WORK TASK: Lines in the records below that contain the word "PowerPoint" must each be copied.

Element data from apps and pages
----------------------------------------
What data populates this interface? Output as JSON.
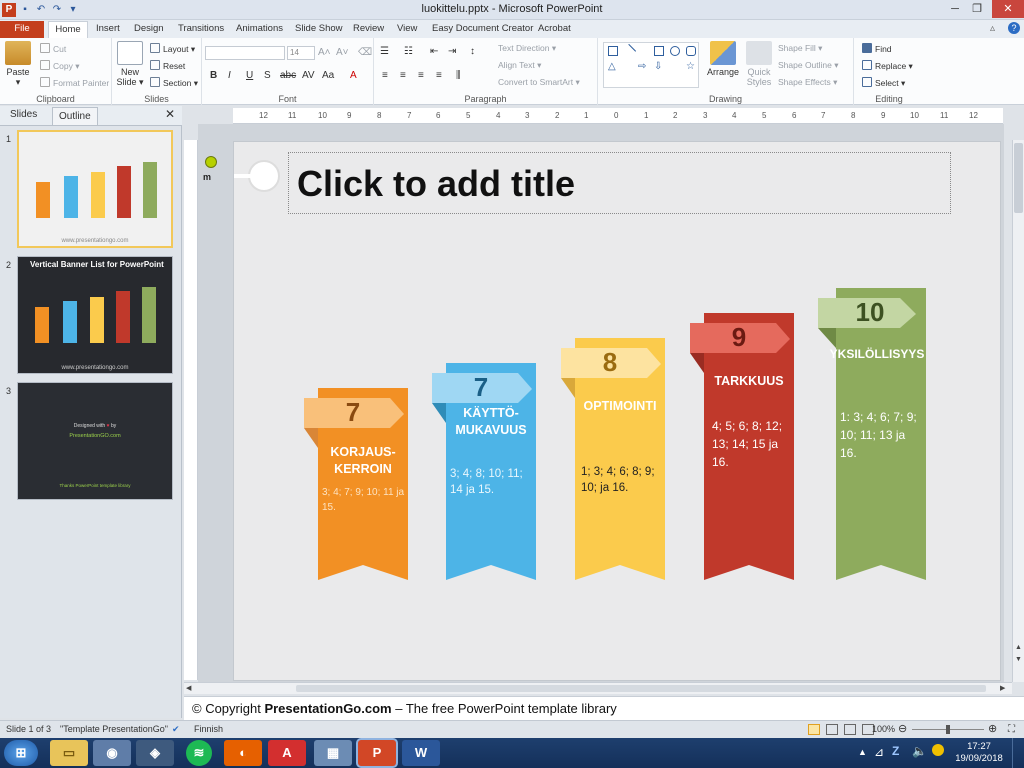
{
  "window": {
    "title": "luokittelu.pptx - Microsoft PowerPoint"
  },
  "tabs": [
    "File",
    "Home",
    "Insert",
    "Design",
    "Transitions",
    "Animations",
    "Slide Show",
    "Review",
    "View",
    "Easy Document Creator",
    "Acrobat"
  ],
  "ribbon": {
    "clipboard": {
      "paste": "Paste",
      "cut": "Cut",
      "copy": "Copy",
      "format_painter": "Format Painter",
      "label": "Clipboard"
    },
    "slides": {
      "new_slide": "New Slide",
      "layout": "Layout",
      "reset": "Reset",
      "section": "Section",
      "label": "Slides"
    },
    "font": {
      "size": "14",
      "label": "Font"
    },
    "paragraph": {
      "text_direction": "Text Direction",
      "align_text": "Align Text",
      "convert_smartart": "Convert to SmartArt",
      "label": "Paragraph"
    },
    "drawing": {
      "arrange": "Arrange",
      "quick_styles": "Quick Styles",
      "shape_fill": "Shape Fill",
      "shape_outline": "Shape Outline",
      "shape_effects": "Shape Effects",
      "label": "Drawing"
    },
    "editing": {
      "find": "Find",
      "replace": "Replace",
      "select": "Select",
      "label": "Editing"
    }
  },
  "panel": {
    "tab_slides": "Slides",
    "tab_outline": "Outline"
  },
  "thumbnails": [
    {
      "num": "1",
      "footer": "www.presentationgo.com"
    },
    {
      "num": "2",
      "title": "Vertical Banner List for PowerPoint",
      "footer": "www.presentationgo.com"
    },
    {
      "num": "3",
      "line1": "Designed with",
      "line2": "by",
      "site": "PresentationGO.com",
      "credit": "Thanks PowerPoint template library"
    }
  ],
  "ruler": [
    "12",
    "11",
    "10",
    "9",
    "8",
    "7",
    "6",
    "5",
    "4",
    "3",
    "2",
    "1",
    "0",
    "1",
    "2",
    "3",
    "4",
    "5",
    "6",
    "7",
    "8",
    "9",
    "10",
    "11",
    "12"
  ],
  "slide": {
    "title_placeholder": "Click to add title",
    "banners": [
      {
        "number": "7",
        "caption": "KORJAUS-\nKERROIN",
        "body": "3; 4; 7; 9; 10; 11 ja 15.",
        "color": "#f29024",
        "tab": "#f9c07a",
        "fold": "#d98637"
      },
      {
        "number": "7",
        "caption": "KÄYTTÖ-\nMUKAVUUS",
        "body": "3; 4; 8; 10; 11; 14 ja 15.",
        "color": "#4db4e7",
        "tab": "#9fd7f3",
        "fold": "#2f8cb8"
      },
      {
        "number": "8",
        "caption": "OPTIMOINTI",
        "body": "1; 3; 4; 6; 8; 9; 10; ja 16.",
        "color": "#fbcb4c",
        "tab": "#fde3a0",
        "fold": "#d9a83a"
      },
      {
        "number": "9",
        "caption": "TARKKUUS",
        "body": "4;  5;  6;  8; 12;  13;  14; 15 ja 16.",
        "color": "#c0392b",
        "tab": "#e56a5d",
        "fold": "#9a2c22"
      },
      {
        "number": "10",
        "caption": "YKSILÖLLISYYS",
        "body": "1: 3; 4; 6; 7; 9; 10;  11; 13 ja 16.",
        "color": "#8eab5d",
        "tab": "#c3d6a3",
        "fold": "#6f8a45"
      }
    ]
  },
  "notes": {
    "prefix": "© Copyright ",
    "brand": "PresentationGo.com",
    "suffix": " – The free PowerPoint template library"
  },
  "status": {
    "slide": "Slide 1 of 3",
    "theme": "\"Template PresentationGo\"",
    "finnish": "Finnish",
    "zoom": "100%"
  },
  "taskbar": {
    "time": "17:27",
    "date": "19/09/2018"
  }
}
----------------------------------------
FINISHED TASK:
    "title": "luokittelu.pptx - Microsoft PowerPoint"
      "title": "Vertical Banner List for PowerPoint",
      "credit": "Thanks PowerPoint template library"
    "suffix": " – The free PowerPoint template library"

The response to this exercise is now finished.